*Work item*. Wherever the word "kills" shows up in the data, report the line it sits in.

(Beginning of Dataset records)

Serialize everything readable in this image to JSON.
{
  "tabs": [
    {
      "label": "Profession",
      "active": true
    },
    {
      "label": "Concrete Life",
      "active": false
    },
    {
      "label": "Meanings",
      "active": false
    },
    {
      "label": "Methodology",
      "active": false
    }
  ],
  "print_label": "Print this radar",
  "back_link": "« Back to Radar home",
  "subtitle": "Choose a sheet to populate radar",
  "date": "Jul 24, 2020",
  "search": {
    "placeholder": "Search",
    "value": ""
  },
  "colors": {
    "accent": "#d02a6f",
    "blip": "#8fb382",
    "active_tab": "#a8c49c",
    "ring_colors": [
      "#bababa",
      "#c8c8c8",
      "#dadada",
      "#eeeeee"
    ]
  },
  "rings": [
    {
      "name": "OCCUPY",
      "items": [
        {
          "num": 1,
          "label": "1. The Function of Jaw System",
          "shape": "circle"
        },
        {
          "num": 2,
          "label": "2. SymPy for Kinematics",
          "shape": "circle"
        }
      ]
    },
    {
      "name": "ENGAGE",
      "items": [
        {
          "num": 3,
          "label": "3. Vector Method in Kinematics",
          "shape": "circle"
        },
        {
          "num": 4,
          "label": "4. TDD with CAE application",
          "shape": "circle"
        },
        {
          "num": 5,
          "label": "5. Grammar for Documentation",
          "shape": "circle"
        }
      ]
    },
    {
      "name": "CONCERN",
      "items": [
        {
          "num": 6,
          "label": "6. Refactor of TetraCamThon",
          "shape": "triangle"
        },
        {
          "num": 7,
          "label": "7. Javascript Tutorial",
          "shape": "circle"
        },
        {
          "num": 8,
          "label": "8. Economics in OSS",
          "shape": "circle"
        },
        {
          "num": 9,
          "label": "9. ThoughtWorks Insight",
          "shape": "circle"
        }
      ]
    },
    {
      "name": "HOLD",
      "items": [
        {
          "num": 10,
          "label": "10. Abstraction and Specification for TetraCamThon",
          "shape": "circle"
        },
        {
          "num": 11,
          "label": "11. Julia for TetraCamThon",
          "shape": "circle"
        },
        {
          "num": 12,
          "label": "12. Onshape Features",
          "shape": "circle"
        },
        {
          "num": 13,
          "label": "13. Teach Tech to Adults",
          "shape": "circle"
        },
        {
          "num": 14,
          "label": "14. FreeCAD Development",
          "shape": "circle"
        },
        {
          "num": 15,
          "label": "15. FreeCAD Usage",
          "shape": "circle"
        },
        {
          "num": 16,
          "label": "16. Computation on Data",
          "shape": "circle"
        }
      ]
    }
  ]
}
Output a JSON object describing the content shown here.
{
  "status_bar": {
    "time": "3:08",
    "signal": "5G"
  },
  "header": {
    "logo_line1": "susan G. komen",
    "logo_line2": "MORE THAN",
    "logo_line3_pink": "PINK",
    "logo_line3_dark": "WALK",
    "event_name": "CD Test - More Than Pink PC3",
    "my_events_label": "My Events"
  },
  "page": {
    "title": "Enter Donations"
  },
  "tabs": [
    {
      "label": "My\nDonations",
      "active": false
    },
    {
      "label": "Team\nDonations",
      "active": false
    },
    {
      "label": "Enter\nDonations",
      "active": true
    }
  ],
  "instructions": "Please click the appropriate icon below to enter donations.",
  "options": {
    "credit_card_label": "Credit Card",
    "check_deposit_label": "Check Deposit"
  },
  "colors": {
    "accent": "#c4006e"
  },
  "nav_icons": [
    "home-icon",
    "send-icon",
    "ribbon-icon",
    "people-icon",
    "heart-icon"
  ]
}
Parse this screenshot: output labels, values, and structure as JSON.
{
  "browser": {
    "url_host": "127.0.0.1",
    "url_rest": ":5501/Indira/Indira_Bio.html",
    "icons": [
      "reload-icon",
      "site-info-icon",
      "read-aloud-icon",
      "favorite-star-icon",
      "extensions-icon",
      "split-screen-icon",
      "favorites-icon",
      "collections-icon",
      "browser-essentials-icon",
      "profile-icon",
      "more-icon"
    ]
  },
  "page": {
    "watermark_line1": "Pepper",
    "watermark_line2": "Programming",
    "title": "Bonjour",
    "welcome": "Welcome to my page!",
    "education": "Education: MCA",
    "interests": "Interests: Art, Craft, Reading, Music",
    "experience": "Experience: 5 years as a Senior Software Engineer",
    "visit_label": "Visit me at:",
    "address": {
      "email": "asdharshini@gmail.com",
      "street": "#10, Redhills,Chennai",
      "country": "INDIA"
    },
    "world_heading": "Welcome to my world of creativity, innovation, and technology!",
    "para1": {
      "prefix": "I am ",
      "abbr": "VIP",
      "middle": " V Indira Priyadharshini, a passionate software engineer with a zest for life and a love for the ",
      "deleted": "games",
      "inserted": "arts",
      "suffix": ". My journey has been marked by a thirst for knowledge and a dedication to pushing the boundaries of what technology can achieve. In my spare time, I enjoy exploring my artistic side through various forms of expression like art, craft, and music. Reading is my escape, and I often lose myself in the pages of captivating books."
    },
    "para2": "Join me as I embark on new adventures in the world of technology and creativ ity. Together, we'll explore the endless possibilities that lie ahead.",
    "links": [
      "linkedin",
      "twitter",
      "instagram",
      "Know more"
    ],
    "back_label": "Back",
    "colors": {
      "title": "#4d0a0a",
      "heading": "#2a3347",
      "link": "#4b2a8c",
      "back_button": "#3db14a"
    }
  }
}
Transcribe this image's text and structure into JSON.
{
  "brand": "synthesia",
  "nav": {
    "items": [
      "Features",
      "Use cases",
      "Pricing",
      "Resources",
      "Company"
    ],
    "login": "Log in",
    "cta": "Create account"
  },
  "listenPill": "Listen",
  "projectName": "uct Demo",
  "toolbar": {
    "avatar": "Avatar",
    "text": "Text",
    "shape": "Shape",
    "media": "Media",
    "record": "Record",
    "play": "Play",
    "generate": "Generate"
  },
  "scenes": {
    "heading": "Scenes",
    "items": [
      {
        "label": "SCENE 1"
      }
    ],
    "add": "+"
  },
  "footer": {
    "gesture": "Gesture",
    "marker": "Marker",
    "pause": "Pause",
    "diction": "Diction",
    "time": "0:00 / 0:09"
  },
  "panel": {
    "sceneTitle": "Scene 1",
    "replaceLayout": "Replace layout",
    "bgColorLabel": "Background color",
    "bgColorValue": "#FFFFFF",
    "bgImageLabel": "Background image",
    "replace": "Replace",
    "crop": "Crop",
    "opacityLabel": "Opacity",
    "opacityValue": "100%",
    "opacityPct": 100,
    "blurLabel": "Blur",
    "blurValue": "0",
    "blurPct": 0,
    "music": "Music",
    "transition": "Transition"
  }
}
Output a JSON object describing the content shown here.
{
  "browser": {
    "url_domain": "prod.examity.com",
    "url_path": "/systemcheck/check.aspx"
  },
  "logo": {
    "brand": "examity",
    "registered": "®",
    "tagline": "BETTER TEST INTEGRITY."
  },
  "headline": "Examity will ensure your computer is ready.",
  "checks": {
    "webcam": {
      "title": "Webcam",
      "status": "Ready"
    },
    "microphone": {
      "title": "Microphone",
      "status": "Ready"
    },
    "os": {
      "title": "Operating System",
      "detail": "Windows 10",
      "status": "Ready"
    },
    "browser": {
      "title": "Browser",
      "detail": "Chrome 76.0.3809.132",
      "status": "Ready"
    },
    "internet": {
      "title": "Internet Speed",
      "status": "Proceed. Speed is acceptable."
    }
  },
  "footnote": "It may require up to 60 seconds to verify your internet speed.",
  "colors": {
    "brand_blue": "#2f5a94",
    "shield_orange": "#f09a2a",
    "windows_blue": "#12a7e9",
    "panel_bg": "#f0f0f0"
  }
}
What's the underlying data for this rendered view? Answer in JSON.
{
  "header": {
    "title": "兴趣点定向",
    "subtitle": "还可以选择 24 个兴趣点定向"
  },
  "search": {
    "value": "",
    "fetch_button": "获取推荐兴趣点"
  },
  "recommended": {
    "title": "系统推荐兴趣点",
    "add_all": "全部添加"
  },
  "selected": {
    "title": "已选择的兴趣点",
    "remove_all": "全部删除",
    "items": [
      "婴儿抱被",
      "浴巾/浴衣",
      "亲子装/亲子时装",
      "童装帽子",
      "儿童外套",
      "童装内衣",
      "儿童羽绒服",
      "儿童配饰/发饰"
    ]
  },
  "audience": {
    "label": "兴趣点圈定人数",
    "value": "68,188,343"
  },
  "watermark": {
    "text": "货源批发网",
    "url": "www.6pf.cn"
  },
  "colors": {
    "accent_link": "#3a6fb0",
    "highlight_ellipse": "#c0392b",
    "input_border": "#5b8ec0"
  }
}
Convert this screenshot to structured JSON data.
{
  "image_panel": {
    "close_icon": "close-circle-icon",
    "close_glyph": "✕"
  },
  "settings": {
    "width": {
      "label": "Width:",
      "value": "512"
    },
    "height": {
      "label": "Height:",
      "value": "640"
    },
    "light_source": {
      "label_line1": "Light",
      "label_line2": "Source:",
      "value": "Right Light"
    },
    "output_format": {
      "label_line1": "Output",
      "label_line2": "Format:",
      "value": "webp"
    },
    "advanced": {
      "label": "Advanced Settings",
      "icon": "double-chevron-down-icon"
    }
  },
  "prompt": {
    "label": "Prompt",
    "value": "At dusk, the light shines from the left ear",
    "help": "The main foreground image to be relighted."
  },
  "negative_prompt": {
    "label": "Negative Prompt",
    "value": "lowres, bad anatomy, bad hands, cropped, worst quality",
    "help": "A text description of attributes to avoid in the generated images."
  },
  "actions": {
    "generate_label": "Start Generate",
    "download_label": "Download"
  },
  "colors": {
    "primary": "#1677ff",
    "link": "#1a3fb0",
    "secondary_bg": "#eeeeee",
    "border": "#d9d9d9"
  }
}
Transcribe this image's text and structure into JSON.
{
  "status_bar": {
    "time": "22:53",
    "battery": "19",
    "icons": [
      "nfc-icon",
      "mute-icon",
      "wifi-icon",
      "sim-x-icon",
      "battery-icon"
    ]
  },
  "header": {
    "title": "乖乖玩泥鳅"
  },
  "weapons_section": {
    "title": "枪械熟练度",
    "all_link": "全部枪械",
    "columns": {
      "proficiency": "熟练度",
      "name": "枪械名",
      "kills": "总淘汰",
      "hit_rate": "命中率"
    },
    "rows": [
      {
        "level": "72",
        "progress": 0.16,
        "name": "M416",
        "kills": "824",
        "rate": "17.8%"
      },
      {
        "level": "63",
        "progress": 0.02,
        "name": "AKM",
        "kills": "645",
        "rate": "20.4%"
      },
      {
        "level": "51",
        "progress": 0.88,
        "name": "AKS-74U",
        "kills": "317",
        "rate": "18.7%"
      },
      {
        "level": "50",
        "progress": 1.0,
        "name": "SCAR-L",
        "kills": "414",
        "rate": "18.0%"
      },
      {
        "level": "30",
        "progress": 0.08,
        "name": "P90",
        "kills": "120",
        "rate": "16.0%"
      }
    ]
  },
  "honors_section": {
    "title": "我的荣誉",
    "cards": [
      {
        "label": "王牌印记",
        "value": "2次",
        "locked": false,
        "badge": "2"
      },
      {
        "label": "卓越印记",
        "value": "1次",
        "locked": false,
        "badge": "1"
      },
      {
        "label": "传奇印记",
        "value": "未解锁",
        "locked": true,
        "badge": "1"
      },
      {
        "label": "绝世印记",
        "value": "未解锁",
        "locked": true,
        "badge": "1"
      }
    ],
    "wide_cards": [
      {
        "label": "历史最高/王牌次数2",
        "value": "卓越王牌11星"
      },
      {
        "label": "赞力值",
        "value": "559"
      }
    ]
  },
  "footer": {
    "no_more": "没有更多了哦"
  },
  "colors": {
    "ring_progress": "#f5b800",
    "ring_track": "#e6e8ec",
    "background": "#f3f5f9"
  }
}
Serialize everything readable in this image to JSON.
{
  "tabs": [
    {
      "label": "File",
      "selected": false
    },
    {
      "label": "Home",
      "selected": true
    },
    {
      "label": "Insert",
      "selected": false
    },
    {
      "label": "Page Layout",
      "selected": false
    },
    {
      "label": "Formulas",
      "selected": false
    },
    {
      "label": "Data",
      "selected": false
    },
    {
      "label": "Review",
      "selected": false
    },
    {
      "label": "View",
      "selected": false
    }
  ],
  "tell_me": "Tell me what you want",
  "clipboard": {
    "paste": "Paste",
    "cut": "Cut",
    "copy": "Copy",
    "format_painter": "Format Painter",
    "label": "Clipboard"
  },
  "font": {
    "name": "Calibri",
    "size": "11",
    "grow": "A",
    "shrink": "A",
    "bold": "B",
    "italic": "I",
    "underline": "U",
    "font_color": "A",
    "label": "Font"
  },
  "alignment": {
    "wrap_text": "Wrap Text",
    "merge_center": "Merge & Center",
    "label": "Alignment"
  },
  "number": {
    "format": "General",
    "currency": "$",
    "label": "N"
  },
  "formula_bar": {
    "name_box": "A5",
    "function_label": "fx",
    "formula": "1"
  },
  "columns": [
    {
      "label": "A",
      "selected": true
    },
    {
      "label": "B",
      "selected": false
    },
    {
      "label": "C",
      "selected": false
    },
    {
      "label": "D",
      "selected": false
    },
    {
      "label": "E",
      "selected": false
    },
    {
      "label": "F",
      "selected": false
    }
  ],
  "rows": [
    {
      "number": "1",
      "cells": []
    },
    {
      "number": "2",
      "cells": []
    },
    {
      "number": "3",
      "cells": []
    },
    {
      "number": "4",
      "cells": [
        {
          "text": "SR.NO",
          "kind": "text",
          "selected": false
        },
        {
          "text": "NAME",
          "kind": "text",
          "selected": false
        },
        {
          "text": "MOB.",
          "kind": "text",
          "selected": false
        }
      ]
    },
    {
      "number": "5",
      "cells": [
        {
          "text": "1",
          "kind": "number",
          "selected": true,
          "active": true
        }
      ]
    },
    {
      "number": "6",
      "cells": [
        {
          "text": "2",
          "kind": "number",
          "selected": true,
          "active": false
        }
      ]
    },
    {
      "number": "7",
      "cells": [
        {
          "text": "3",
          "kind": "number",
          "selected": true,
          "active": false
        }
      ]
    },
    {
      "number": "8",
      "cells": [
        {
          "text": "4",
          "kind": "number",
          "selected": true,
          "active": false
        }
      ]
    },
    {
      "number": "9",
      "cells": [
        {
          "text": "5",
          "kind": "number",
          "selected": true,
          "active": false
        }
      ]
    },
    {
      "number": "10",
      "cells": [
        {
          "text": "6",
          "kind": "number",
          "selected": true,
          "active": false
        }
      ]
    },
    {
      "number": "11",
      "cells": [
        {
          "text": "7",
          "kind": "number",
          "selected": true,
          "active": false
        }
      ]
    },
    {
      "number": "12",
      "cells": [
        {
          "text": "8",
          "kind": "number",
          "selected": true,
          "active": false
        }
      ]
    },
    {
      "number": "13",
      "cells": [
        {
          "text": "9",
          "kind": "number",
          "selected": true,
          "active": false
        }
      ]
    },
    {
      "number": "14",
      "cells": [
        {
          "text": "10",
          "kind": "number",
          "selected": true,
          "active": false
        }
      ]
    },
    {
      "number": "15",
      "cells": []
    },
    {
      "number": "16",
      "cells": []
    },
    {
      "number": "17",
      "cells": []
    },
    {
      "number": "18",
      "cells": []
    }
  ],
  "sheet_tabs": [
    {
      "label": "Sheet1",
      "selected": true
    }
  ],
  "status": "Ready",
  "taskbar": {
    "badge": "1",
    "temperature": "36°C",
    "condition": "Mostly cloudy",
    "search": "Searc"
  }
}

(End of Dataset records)

*Answer to this task*.
      "kills": "总淘汰",
        "kills": "824",
        "kills": "645",
        "kills": "317",
        "kills": "414",
        "kills": "120",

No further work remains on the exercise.